The Family Educational Rights and Privacy Act of 1974 (FERPA) is a federal law that pertains to the release of and access to student educational records. The law, which seeks to protect the rights of students and to ensure the privacy and accuracy of education records, applies to all schools that receive funds under applicable programs administered by the U.S. Department of Education.

Visit the department's Family Policy Compliance Office website to learn more.

Regulations and Recent Guidance

Family Educational Rights and Privacy Act Regulations (20 U.S.C. § 1232g; 34 CFR Part 99)

Family Educational Rights and Privacy Final Rules (December 2011)

FPCO's Guidance on FERPA and the Disclosure of Student Information Related to Emergencies and Disasters (June 2010)

The Family Educational Rights and Privacy Act of 1974 as Amended (February 2010)

FPCO's Dear Colleague Letter on the 2010 Census (September 2009)

Legislative History of Major FERPA Provisions (February 2004)

In light of the December 2011 FERPA changes, AACRAO contracted with a prominent D.C. law firm to produce additional language for institutions to use as part of their annual FERPA Notice. The association recommends the FERPA Addendum Notice as a compliance addition to institutional privacy disclosures.

Model Contract - Institution/Vendor Agreement for Outsourced Educational Activity Services

  • What are a student's rights under FERPA?


    The right to inspect and review their education records.

    The right to seek to amend education records that are believed to be inaccurate of misleading.

    The right to demand that personally identifiable information be disclosed only with student consent, except to the extent that FERPA authorizes disclosure without consent.

    The right to file a complaint against the institution


  • What is an education record?


    An education record is any record which contains information that is personally identifiable to a student, and is maintained by the university or by a party or organization acting on behalf of the school. Education records may include: written and printed documents; electronic media; magnetic tape (microfilm and microfiche); film; diskette or CDs; video or audio tapes. This includes transcripts or other records obtained from a school in which a student was previously enrolled.

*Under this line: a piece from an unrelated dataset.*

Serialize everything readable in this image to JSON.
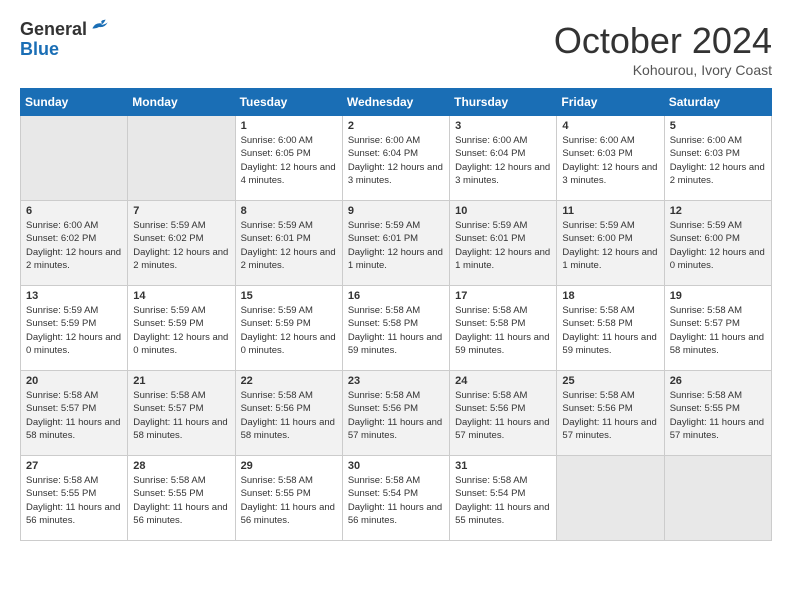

  • What information is not considered part of an education record?


    Sole possession records or private notes of individual staff or faculty that are not accessible or released to other personnel; law enforcement or campus security records; employee records (unless contingent upon attendance); medical records; alumni records.


  • What is directory information?


    Under FERPA, some information included in a student's education record is defined as directory information. Institutions may disclose that information without violating the law if it has specifically designated that information as "directory information." Directory information may include: name; address; telephone number; major field of study; dates of attendance; current enrollment status (full-time/part-time); class standing; receipt or non-receipt of a degree; academic awards received